Referring to teachers as Coaches has been in vogue for the last dozen years or so. Instead of being “Sages on the Stage,” teachers became “Guides on the Side.” Better yet, they were “Coaches” who brought out the best in their students. “Coach” was understood to be a high compliment, a term of great respect. It carried the message that this particular teacher understood individual differences among his or her students and had the skills to bring out the best in each kid. That was then…..
Times have changed, and, if I were still teaching, I don’t think I would want people calling me “Coach.”
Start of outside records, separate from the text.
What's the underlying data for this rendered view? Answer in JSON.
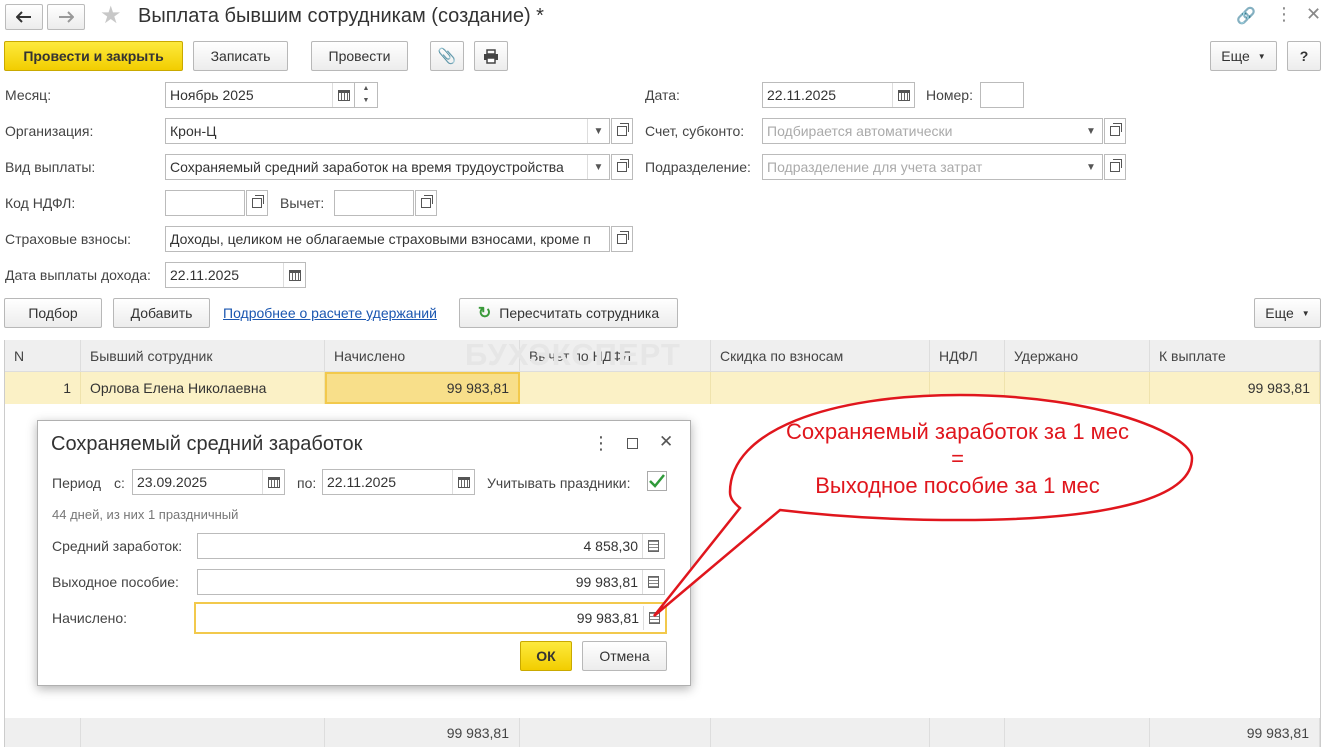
{
  "window": {
    "title": "Выплата бывшим сотрудникам (создание) *"
  },
  "toolbar": {
    "post_close": "Провести и закрыть",
    "save": "Записать",
    "post": "Провести",
    "more": "Еще",
    "help": "?"
  },
  "form": {
    "month_label": "Месяц:",
    "month_value": "Ноябрь 2025",
    "date_label": "Дата:",
    "date_value": "22.11.2025",
    "number_label": "Номер:",
    "number_value": "",
    "org_label": "Организация:",
    "org_value": "Крон-Ц",
    "account_label": "Счет, субконто:",
    "account_placeholder": "Подбирается автоматически",
    "paytype_label": "Вид выплаты:",
    "paytype_value": "Сохраняемый средний заработок на время трудоустройства",
    "dept_label": "Подразделение:",
    "dept_placeholder": "Подразделение для учета затрат",
    "ndfl_code_label": "Код НДФЛ:",
    "ndfl_code_value": "",
    "deduction_label": "Вычет:",
    "deduction_value": "",
    "insurance_label": "Страховые взносы:",
    "insurance_value": "Доходы, целиком не облагаемые страховыми взносами, кроме п",
    "income_date_label": "Дата выплаты дохода:",
    "income_date_value": "22.11.2025"
  },
  "table_toolbar": {
    "pick": "Подбор",
    "add": "Добавить",
    "details_link": "Подробнее о расчете удержаний",
    "recalc": "Пересчитать сотрудника",
    "more": "Еще"
  },
  "table": {
    "headers": [
      "N",
      "Бывший сотрудник",
      "Начислено",
      "Вычет по НДФЛ",
      "Скидка по взносам",
      "НДФЛ",
      "Удержано",
      "К выплате"
    ],
    "rows": [
      {
        "n": "1",
        "employee": "Орлова Елена Николаевна",
        "accrued": "99 983,81",
        "ndfl_deduction": "",
        "discount": "",
        "ndfl": "",
        "withheld": "",
        "to_pay": "99 983,81"
      }
    ],
    "footer": {
      "accrued": "99 983,81",
      "to_pay": "99 983,81"
    }
  },
  "watermark": "БУХЭКСПЕРТ",
  "dialog": {
    "title": "Сохраняемый средний заработок",
    "period_label": "Период",
    "from_label": "с:",
    "from_value": "23.09.2025",
    "to_label": "по:",
    "to_value": "22.11.2025",
    "holidays_label": "Учитывать праздники:",
    "holidays_checked": true,
    "days_info": "44 дней, из них 1 праздничный",
    "avg_label": "Средний заработок:",
    "avg_value": "4 858,30",
    "severance_label": "Выходное пособие:",
    "severance_value": "99 983,81",
    "accrued_label": "Начислено:",
    "accrued_value": "99 983,81",
    "ok": "ОК",
    "cancel": "Отмена"
  },
  "callout": {
    "line1": "Сохраняемый заработок за 1 мес",
    "line2": "=",
    "line3": "Выходное пособие за 1 мес",
    "color": "#e0161d"
  },
  "colors": {
    "accent": "#f2cd00",
    "row_highlight": "#fbf1c6",
    "link": "#1a56b0"
  }
}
Here’s why: the bottom line mentality is increasingly in charge in public education, with 25 states (and counting) judging teachers according to their students’ test scores. That’s a key provision of the federal government’s “Race to the Top” program as well.
This bottom line philosophy is built on the concept of winners and losers, profit and loss. In education the bottom line is, of course, test scores. And the Coach is responsible for the bottom line.
And, so, to me anyway, calling a teacher “Coach” is less a compliment and more a way of setting her up to fail. Football and basketball coaches have win-loss records that determine whether they keep their job or get fired, and I fear that’s the road education is rushing down.
So what kind of Coach will you be, teacher? Will you be the NFL’s David Shula, with a win-loss record of 19 and 52? Or the NBA’s Tim Floyd, with a career record of 90-231? You certainly don’t want to be compared to college football coaches like Kansas State’s Stan Parrish (2-30-1), Northwestern’s Rick Venturi (1-31-1) or Richard Varis of the University of Virginia (1-29). But all teachers can’t be Alabama’s Bear Bryant or Nick Saban and deliver national championships, can they?
Athletic coaches, whether their teams win or lose, are hardly solely responsible for how the games turn out. Nick Saban relies on his assistant coaches, but so did Richard Varis on his way to that 1-29 overall record. Saban gets the praise, Varis the blame, even though that’s hardly fair.
Just like athletics, schooling is a team sport, but there are significant differences. Football is a zero-sum game in which one team wins and the other loses. At its finest, however, schooling is a sport where almost all kids can win–if we define winning as performing to the best of one’s ability, learning a wide range of skills (including social skills), and developing character, grit and community spirit.
Rather than working to punish and weed out schooling’s losing “Coaches,” we ought to be finding more ways of helping schools, students and teachers succeed.